U.S. Readies for Iranian Push in Southern Syria
A spokesman for the United States-led coalition battling the so-called Islamic State said on Thursday that the U.S. had widened its footprint in southern Syria in light of recent advances by Iranian proxies in the region, Reuters reported.
“We have increased our presence and our footprint and prepared for any threat presented by the pro-regime forces,” said U.S. Army Col. Ryan Dillon, referring to troops backed by Iran who support Syrian president Bashar al-Assad.
A large number of pro-government fighters have been deployed around the strategic southern town of Tanf, where British and U.S. special forces are training rebels for a campaign against ISIS. “We see that as a threat,” Dillon added.
Earlier this month, coalition aircraft struck a convoy of Iran-backed fighters near Tanf as it was advancing inside a protected “deconfliction” zone – a move that U.S. officials claimed was a defensive measure to protect their forces at Tanf airbase.
Thousands of Civilians Flee to Camp North of Raqqa
Roughly 10,000 civilians have fled the former capital of the so-called Islamic State to a refugee camp just north of Raqqa city, Reuters reported, citing Medecins Sans Frontieres (MSF).
“It is not a massive exodus, but about 800 people a day are arriving in Ain Issa every day,” said Natalie Roberts, an emergency doctor from MSF France, referring to a camp in the village.
The camp, which sits halfway between the border town of Tell Abyad and ISIS-held Raqqa, is being managed by the Syrian Democratic Forces, a U.S.-backed alliance of Kurdish and Arab fighters, who are pressing on with an assault against the militant group in the province.
The SDF had initially intended to use the camp as a transit point for civilians fleeing ISIS-held territory in Raqqa, but a lack of other possible destinations and the need to register each person fleeing the militant stronghold has forced the Kurdish-led group to expand the camp beyond its 6,000-person capacity, Roberts added.
Coalition Airstrikes Kill Aamaq Founder
Alleged U.S.-led coalition airstrikes in the oil-rich eastern province of Deir ez-Zor have reportedly killed the founder of the so-called Islamic State’s media outlet.
Opposition activists told the Associated Press that the Aamaq agency founder, Baraa Kadek, died when an airstrike hit his home in the town of Mayadeen.
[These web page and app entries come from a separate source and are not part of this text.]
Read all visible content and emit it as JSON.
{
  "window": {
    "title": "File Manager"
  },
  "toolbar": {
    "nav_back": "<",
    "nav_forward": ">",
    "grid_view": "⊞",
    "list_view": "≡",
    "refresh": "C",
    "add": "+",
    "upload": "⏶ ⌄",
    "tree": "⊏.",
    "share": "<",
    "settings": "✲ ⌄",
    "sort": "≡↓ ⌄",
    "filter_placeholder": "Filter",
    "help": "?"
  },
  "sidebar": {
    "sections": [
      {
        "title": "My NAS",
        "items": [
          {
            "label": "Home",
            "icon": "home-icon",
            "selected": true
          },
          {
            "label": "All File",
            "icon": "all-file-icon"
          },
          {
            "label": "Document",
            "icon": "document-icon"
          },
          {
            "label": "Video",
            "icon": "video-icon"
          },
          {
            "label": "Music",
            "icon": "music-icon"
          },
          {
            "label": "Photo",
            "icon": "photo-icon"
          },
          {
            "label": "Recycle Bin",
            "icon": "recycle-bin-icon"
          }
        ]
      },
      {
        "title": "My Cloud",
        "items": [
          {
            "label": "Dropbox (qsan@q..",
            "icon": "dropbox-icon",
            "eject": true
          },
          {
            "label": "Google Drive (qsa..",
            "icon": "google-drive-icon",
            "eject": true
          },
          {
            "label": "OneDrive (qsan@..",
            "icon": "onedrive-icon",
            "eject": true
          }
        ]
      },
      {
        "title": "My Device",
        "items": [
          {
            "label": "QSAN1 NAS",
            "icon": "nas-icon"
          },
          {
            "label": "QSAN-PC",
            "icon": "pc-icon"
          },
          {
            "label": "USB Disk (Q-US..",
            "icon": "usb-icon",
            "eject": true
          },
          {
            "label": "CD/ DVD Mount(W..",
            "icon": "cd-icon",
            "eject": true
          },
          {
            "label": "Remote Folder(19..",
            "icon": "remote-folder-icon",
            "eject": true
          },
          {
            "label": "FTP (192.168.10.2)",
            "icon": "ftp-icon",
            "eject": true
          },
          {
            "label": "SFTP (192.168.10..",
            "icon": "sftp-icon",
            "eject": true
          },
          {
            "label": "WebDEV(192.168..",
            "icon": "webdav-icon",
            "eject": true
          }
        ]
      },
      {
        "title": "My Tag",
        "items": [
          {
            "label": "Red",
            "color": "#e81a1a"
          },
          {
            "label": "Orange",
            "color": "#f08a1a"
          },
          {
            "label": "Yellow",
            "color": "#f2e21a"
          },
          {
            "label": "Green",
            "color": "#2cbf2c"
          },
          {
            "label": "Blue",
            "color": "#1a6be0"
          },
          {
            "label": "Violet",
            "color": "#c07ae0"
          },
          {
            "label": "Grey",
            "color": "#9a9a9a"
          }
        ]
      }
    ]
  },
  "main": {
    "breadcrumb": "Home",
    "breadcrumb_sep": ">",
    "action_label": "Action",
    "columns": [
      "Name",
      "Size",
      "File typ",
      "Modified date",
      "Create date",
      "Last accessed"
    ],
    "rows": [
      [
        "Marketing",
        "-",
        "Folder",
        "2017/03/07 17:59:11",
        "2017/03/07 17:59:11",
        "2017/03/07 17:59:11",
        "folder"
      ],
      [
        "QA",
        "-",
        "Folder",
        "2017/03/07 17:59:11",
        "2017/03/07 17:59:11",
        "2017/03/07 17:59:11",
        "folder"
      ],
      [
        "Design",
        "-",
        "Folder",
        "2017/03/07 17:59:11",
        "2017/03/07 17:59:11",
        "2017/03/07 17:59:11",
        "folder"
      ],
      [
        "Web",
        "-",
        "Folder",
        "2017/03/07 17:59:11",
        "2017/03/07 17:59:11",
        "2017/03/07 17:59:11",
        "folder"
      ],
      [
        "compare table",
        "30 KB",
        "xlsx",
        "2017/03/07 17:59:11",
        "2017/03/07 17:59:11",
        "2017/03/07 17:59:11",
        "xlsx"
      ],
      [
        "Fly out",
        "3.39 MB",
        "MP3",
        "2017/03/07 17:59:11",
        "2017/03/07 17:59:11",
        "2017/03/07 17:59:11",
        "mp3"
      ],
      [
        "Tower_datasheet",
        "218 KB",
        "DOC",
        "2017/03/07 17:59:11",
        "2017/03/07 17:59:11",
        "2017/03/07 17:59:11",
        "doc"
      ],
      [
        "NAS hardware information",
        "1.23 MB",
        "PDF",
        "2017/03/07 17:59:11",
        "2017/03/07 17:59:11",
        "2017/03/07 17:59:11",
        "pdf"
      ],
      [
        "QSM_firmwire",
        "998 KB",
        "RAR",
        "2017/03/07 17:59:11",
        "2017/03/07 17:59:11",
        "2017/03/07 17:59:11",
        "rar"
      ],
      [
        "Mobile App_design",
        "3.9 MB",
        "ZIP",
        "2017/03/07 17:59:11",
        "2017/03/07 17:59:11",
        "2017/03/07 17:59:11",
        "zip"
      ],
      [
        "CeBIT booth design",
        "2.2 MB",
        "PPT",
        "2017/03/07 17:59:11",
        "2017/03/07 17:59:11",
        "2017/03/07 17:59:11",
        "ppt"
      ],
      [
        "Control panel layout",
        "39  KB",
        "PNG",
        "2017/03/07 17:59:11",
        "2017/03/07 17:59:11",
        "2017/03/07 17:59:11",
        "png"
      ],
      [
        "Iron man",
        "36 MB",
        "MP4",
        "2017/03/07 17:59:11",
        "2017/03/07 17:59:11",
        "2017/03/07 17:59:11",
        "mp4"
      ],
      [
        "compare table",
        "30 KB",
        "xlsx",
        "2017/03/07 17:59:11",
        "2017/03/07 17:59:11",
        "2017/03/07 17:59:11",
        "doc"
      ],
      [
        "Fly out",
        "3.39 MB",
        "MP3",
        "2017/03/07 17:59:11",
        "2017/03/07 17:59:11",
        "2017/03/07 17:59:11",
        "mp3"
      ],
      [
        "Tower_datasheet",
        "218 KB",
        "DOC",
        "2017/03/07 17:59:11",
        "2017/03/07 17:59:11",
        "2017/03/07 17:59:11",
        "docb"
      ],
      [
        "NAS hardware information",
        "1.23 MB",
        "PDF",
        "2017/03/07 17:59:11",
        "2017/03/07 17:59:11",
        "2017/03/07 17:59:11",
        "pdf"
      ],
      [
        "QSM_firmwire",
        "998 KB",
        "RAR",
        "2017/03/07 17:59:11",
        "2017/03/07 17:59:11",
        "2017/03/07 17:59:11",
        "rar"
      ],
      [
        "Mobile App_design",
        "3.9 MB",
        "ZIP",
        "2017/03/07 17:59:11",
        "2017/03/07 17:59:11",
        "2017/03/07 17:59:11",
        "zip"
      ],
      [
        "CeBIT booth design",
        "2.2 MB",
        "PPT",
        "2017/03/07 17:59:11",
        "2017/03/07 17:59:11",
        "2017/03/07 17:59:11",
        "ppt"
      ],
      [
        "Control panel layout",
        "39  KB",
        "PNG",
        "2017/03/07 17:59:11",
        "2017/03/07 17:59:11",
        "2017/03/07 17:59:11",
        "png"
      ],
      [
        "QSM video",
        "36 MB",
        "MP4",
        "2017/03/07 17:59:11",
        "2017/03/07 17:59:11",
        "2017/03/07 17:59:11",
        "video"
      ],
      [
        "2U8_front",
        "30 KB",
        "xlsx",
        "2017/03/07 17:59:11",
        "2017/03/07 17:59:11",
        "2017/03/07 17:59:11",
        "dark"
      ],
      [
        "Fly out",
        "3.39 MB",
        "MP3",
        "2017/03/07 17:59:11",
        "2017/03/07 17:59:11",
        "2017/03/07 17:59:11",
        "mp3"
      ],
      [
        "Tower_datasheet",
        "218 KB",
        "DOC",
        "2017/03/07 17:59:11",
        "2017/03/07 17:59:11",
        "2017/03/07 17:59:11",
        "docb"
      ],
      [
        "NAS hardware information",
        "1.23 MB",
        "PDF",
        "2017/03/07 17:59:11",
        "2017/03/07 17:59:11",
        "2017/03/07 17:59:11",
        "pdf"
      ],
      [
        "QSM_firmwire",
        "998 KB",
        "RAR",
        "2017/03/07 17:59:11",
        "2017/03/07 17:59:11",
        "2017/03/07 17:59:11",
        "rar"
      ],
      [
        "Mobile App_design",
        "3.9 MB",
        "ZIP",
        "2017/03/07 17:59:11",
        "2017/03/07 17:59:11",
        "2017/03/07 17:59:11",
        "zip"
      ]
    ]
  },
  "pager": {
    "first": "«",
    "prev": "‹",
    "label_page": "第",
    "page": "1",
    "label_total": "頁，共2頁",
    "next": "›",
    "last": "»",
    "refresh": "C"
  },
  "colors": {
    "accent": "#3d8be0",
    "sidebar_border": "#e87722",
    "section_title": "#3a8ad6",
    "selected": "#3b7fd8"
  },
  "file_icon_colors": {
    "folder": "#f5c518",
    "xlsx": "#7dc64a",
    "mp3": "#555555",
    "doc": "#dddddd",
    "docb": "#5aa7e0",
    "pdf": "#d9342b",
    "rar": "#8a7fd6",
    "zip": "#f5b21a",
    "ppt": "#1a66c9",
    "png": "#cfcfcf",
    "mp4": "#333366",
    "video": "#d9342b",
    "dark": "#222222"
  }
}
His brother posted an announcement on Facebook, according to Reuters.
“I’m pleased to announce the martyrdom of my older brother Baraa Kadek, known as Rayan Meshaal … in an airstrike by the coalition,” his post said.
Associated Press: Short of Allies, Syria’s Rebels Are Down but Not Out
The Independent: On the Front Line of Iran’s Shadow War in Syria
Foreign Policy: Thinking Through U.S. Objectives in Syria
The Daily Star: Toward Securing Eastern Syria
PRI: Syria’s National Soccer Team Can’t Escape the Country’s Brutal Civil War